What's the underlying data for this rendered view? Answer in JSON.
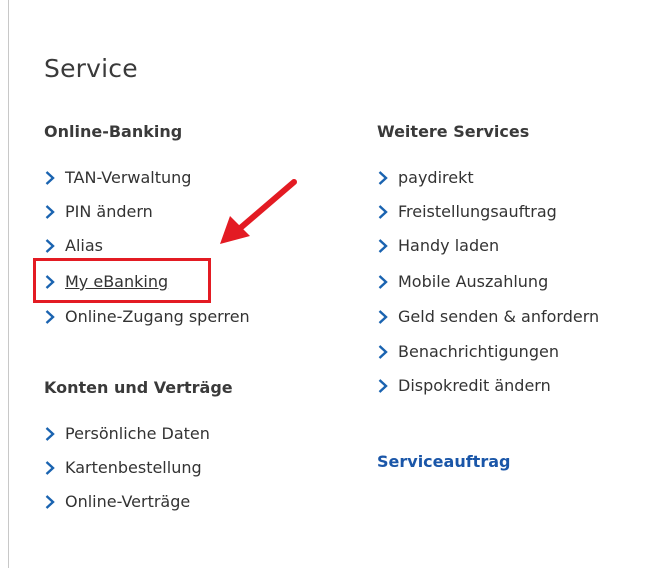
{
  "page": {
    "title": "Service"
  },
  "colors": {
    "chevron": "#1a63b0",
    "highlight": "#e31b23",
    "link": "#1a56a8"
  },
  "online_banking": {
    "heading": "Online-Banking",
    "items": [
      {
        "label": "TAN-Verwaltung"
      },
      {
        "label": "PIN ändern"
      },
      {
        "label": "Alias"
      },
      {
        "label": "My eBanking"
      },
      {
        "label": "Online-Zugang sperren"
      }
    ]
  },
  "konten": {
    "heading": "Konten und Verträge",
    "items": [
      {
        "label": "Persönliche Daten"
      },
      {
        "label": "Kartenbestellung"
      },
      {
        "label": "Online-Verträge"
      }
    ]
  },
  "weitere": {
    "heading": "Weitere Services",
    "items": [
      {
        "label": "paydirekt"
      },
      {
        "label": "Freistellungsauftrag"
      },
      {
        "label": "Handy laden"
      },
      {
        "label": "Mobile Auszahlung"
      },
      {
        "label": "Geld senden & anfordern"
      },
      {
        "label": "Benachrichtigungen"
      },
      {
        "label": "Dispokredit ändern"
      }
    ]
  },
  "serviceauftrag": {
    "label": "Serviceauftrag"
  },
  "annotation": {
    "icon": "red-arrow-icon"
  }
}
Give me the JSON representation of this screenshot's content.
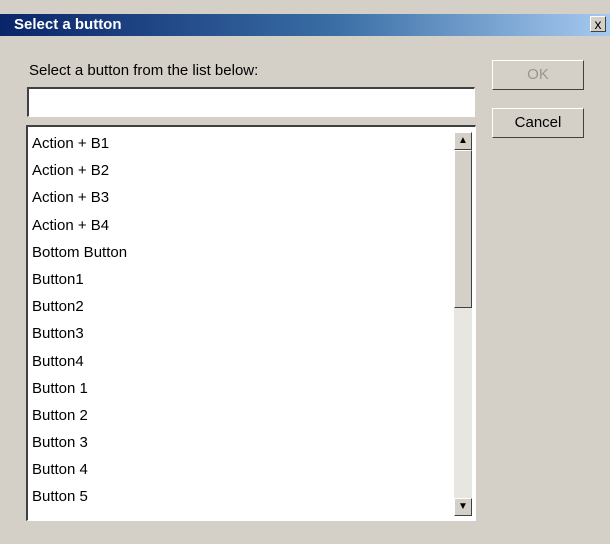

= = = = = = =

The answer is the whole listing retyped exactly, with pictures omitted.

• Answer box:
What's the underlying data for this rendered view? Answer in JSON.
{
  "page": {
    "title": "Service"
  },
  "colors": {
    "chevron": "#1a63b0",
    "highlight": "#e31b23",
    "link": "#1a56a8"
  },
  "online_banking": {
    "heading": "Online-Banking",
    "items": [
      {
        "label": "TAN-Verwaltung"
      },
      {
        "label": "PIN ändern"
      },
      {
        "label": "Alias"
      },
      {
        "label": "My eBanking"
      },
      {
        "label": "Online-Zugang sperren"
      }
    ]
  },
  "konten": {
    "heading": "Konten und Verträge",
    "items": [
      {
        "label": "Persönliche Daten"
      },
      {
        "label": "Kartenbestellung"
      },
      {
        "label": "Online-Verträge"
      }
    ]
  },
  "weitere": {
    "heading": "Weitere Services",
    "items": [
      {
        "label": "paydirekt"
      },
      {
        "label": "Freistellungsauftrag"
      },
      {
        "label": "Handy laden"
      },
      {
        "label": "Mobile Auszahlung"
      },
      {
        "label": "Geld senden & anfordern"
      },
      {
        "label": "Benachrichtigungen"
      },
      {
        "label": "Dispokredit ändern"
      }
    ]
  },
  "serviceauftrag": {
    "label": "Serviceauftrag"
  },
  "annotation": {
    "icon": "red-arrow-icon"
  }
}
Give me the JSON representation of this screenshot's content.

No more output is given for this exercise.